* Problem statement:
Only lines with the string "Output" should be returned from the data below.

(Excerpts from an interface dataset)
================================

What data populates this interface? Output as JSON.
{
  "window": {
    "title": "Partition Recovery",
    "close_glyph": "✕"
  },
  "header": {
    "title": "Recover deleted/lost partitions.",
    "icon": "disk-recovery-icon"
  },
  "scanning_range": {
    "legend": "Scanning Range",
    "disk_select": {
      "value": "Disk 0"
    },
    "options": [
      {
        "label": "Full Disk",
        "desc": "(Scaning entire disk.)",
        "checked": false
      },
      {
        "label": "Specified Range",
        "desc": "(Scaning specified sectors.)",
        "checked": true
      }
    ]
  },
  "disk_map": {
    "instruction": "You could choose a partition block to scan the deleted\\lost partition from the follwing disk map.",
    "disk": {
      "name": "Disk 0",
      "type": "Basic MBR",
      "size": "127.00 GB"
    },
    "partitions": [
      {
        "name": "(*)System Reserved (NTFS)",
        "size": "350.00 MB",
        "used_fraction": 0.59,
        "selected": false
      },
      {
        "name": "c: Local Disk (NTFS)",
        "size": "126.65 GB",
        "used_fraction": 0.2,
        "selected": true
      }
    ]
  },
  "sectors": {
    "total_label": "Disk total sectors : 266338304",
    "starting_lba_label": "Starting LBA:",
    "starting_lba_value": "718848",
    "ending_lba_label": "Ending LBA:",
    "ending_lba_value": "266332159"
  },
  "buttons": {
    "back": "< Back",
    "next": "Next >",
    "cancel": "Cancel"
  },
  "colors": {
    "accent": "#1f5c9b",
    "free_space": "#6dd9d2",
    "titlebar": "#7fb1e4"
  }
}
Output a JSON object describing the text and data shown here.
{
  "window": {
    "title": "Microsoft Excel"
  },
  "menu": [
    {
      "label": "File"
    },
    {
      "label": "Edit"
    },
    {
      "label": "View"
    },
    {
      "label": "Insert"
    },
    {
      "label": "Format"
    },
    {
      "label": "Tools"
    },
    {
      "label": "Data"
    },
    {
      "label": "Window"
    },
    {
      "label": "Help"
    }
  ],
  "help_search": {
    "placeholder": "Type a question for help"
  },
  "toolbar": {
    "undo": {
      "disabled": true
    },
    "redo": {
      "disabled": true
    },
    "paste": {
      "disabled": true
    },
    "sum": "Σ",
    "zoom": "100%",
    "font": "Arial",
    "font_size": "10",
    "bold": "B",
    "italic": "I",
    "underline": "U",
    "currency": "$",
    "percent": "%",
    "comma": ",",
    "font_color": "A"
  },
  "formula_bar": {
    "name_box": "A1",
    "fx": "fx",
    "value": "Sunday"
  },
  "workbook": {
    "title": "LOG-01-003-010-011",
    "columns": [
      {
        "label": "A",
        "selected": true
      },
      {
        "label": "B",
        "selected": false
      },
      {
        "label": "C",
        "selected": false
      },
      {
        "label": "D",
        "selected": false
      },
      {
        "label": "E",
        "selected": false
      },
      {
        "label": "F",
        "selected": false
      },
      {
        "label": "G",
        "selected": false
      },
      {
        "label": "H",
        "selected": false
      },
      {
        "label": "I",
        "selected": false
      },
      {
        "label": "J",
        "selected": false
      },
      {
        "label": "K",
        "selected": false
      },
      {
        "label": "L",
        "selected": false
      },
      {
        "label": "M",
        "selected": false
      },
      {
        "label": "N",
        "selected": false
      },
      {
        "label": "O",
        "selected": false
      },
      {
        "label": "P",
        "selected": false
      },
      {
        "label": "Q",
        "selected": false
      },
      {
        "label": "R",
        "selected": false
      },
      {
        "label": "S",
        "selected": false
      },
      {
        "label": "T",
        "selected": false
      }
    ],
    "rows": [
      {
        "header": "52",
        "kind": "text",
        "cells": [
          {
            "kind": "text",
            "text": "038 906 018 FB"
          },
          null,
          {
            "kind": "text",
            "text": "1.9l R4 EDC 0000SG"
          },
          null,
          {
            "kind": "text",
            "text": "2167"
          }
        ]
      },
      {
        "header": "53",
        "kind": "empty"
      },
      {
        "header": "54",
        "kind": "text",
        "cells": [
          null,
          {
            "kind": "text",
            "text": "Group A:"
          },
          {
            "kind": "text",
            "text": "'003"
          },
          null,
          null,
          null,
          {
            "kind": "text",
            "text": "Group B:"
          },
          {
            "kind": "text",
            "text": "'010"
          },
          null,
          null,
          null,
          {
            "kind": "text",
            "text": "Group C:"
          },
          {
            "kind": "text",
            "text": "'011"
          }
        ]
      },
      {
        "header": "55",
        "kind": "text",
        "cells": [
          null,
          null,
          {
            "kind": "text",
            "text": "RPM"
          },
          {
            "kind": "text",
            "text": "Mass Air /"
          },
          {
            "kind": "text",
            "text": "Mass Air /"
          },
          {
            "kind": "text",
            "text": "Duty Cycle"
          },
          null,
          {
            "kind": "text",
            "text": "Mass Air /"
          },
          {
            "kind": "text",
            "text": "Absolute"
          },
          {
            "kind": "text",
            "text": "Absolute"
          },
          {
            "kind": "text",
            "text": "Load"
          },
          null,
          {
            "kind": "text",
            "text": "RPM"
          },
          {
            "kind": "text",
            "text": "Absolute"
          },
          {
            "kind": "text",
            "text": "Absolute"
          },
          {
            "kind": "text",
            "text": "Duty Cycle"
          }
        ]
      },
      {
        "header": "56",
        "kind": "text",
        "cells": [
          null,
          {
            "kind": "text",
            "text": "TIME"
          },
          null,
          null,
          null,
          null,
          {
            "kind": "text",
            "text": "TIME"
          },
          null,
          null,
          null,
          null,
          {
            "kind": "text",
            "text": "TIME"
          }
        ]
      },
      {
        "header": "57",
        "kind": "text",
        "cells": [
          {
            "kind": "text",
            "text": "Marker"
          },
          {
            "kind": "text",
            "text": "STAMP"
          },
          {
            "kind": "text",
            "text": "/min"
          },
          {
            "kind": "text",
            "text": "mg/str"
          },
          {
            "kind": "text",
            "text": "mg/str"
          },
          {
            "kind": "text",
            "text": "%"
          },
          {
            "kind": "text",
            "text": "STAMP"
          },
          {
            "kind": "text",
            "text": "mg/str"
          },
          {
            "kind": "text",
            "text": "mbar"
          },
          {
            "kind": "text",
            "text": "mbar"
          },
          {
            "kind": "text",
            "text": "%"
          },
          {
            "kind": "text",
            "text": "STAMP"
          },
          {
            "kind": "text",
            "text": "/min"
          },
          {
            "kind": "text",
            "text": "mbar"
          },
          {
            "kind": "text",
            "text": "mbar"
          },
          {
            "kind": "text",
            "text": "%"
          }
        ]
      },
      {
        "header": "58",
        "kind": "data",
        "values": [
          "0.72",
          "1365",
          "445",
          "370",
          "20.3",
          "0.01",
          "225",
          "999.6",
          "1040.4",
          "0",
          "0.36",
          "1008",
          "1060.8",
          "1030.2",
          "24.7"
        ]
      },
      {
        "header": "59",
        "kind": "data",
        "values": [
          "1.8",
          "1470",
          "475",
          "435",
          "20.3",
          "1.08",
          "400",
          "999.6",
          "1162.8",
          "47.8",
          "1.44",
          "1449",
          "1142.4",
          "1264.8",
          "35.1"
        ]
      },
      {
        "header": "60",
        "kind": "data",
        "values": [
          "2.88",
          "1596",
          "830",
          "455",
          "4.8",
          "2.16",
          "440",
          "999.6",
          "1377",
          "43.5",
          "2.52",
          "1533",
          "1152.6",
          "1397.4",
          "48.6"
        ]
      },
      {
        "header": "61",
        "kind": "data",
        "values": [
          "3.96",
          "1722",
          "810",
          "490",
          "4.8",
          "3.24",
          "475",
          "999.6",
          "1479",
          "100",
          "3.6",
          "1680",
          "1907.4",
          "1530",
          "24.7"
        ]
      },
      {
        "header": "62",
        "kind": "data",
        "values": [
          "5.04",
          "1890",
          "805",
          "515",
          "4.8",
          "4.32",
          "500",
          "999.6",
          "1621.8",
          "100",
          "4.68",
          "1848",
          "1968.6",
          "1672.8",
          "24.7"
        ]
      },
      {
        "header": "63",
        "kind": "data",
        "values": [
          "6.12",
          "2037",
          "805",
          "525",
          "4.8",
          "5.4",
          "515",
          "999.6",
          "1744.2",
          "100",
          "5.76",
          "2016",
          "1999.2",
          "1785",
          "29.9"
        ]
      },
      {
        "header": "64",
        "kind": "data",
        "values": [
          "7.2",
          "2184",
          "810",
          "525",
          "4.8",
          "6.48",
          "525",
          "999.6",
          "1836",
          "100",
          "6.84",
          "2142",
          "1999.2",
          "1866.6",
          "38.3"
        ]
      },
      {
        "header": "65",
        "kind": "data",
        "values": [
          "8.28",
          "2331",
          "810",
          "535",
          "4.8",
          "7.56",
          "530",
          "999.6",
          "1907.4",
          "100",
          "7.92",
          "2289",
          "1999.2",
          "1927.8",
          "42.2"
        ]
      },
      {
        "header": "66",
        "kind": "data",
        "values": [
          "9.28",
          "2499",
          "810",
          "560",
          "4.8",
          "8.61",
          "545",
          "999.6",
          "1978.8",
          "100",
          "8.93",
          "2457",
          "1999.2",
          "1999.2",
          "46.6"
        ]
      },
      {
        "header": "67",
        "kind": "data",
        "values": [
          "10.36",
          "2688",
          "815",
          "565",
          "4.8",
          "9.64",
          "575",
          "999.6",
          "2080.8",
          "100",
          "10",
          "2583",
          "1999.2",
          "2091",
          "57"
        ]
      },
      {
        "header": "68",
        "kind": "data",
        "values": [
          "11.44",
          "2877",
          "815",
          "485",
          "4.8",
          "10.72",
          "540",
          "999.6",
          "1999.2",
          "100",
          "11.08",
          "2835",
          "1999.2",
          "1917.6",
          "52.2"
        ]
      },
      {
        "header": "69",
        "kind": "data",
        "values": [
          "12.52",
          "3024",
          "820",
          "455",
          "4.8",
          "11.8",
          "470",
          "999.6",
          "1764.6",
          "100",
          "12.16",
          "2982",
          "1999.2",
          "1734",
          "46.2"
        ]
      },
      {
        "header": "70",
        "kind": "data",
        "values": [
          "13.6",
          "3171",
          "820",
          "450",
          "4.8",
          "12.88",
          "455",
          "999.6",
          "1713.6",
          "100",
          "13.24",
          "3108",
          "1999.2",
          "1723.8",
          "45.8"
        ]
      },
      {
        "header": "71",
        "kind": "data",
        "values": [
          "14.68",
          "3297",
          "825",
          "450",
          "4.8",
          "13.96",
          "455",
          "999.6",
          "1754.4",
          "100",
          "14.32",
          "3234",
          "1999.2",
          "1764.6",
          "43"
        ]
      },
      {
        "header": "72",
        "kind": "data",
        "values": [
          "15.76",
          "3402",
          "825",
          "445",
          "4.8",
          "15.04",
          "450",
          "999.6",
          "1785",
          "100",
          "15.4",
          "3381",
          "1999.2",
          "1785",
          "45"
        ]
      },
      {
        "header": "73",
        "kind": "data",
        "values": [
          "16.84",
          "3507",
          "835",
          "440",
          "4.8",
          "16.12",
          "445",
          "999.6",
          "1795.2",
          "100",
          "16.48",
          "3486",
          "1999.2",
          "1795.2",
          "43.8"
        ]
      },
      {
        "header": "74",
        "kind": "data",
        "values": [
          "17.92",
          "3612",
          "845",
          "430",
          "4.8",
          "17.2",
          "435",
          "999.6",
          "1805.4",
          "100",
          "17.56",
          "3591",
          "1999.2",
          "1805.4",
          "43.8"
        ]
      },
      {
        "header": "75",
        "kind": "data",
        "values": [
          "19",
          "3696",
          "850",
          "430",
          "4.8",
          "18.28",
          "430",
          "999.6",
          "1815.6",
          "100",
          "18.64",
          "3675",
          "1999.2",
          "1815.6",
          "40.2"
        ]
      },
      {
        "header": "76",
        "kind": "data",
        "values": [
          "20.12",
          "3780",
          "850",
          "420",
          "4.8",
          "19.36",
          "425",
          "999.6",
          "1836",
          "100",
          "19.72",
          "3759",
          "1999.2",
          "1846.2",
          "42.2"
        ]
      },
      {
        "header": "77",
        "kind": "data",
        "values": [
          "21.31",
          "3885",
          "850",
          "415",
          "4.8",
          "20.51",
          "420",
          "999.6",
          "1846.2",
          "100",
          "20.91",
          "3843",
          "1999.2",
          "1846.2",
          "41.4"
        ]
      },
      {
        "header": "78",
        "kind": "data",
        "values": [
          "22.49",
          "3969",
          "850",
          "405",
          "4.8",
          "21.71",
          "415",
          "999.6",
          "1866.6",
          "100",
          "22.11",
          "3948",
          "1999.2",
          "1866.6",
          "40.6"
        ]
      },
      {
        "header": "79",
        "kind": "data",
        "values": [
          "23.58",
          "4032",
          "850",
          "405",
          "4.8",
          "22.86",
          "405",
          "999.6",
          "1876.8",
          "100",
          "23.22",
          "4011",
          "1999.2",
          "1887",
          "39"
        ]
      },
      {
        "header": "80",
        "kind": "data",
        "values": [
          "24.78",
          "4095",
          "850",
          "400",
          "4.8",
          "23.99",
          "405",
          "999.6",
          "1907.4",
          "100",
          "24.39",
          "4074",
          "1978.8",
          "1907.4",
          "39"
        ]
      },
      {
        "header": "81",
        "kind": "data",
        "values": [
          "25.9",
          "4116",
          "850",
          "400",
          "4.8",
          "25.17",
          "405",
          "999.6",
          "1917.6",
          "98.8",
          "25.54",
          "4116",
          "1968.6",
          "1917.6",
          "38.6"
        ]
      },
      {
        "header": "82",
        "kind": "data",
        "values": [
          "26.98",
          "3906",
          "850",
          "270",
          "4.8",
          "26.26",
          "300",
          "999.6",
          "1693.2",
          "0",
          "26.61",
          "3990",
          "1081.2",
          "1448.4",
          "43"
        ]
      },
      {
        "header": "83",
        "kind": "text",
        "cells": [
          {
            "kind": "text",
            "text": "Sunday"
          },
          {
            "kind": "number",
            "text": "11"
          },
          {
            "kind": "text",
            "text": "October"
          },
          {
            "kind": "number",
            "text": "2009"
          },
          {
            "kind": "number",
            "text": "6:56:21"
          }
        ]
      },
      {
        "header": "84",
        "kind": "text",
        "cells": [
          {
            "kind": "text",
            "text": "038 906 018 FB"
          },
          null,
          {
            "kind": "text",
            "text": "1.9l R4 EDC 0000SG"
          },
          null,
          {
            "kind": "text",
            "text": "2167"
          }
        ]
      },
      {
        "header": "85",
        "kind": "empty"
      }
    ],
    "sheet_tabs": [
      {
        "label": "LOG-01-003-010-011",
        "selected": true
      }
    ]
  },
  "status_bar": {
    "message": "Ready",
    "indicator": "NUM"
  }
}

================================

* Answer to this problem:
What data populates this interface? Output as JSON.
Output a JSON object describing the text and data shown here.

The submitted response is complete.